## To do
Of the entries below, copy only those lines that contain the word "letter".

## Component data from apps and pages
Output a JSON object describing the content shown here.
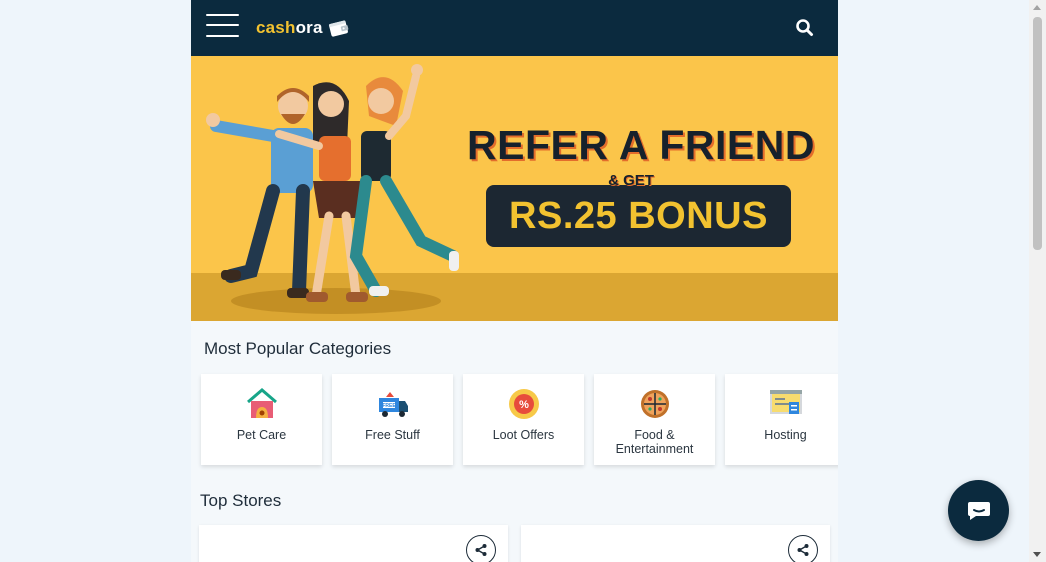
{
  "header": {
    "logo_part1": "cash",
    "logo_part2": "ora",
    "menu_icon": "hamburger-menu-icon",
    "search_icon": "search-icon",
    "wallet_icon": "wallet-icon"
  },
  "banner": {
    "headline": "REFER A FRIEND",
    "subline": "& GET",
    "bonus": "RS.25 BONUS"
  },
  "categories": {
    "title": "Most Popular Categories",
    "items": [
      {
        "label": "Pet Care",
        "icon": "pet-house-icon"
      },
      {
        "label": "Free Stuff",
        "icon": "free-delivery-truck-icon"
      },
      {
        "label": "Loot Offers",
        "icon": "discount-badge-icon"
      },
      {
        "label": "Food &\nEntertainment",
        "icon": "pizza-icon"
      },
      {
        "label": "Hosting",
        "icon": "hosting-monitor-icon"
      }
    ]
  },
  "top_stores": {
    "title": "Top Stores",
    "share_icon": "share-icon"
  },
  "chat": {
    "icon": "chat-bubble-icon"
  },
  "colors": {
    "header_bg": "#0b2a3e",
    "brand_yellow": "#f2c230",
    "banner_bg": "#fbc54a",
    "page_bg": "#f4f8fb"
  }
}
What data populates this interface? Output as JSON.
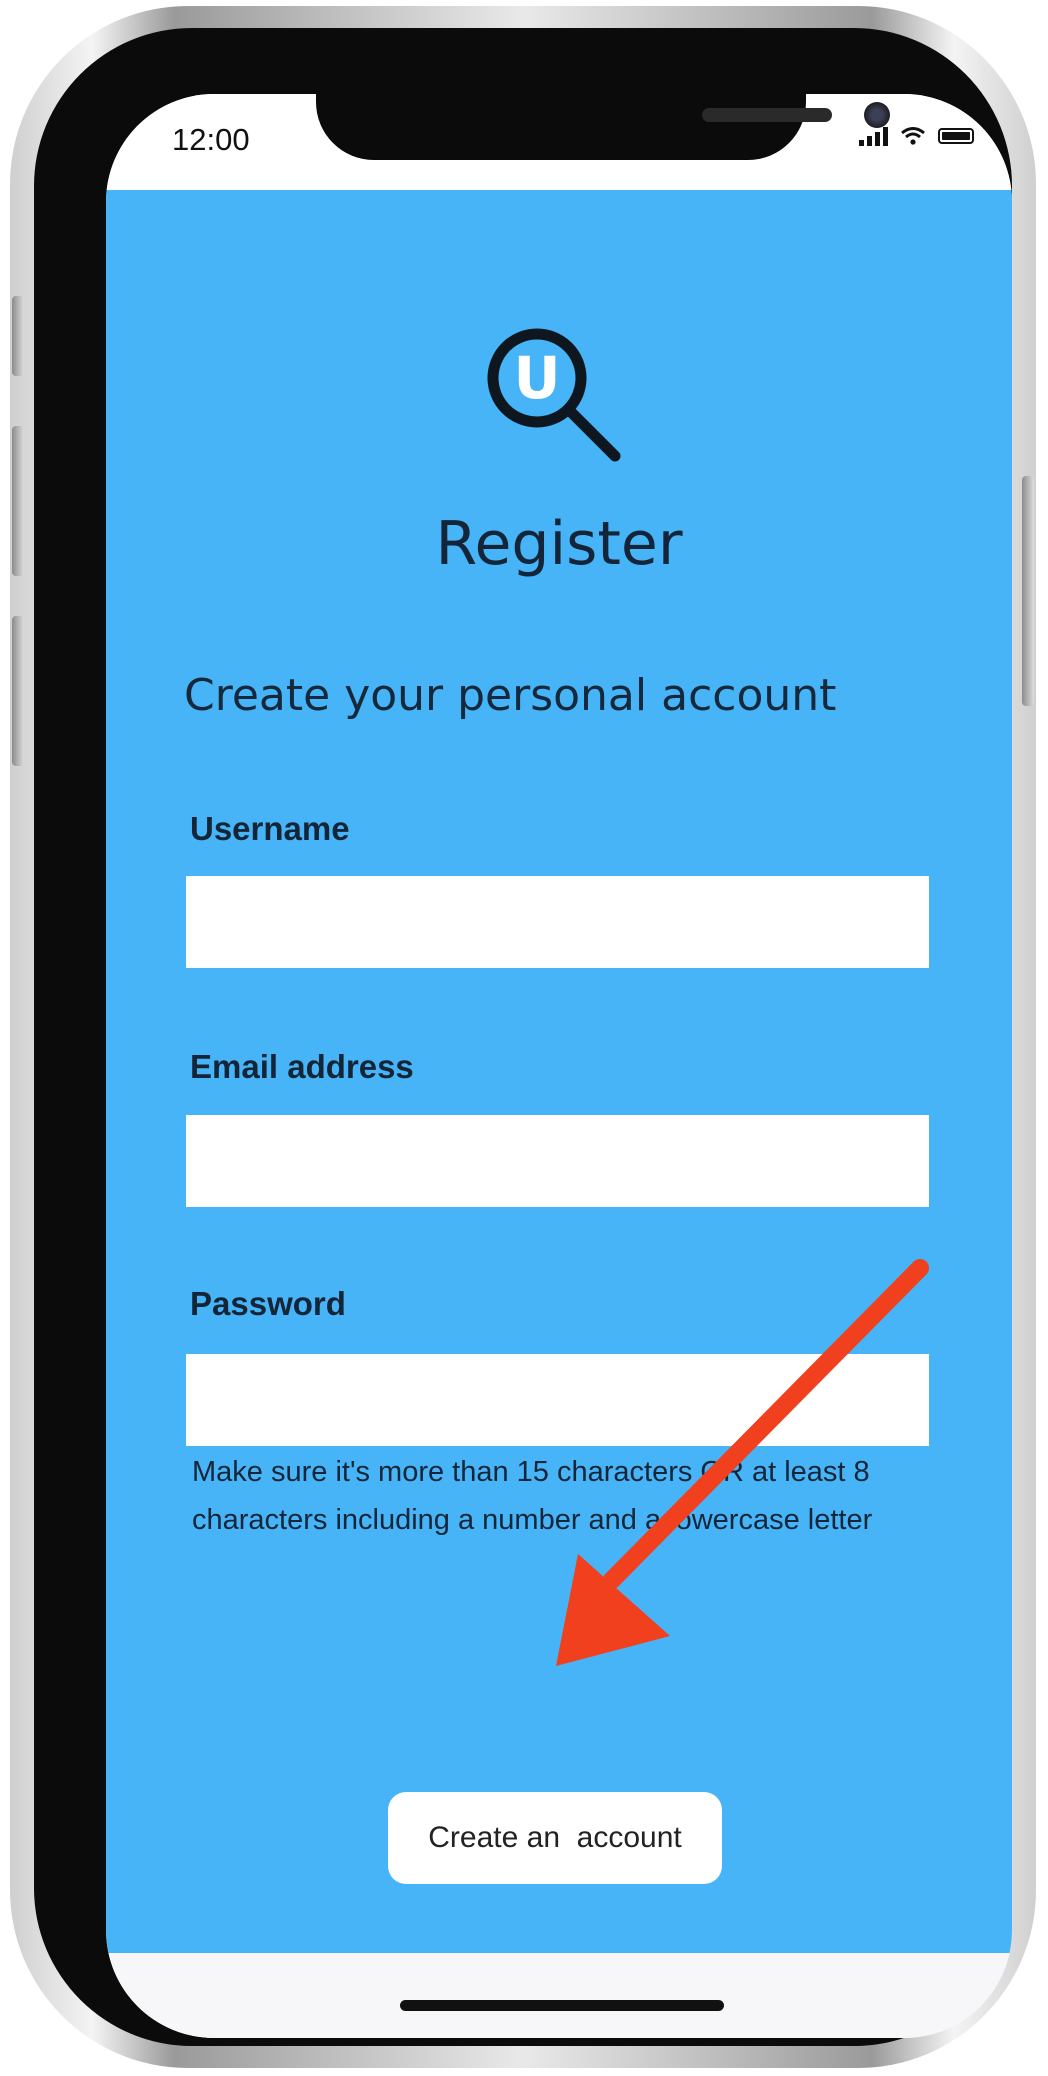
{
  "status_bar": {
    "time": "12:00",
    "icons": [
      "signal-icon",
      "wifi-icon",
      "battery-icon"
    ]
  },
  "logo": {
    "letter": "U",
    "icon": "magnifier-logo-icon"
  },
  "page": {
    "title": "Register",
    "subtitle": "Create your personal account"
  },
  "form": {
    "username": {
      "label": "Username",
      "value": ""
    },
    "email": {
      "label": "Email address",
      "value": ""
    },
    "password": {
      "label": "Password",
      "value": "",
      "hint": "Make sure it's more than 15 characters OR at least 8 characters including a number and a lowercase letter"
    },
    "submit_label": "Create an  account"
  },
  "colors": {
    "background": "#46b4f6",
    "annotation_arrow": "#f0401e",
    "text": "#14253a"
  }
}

## Answer box
    "letter": "U",
      "hint": "Make sure it's more than 15 characters OR at least 8 characters including a number and a lowercase letter"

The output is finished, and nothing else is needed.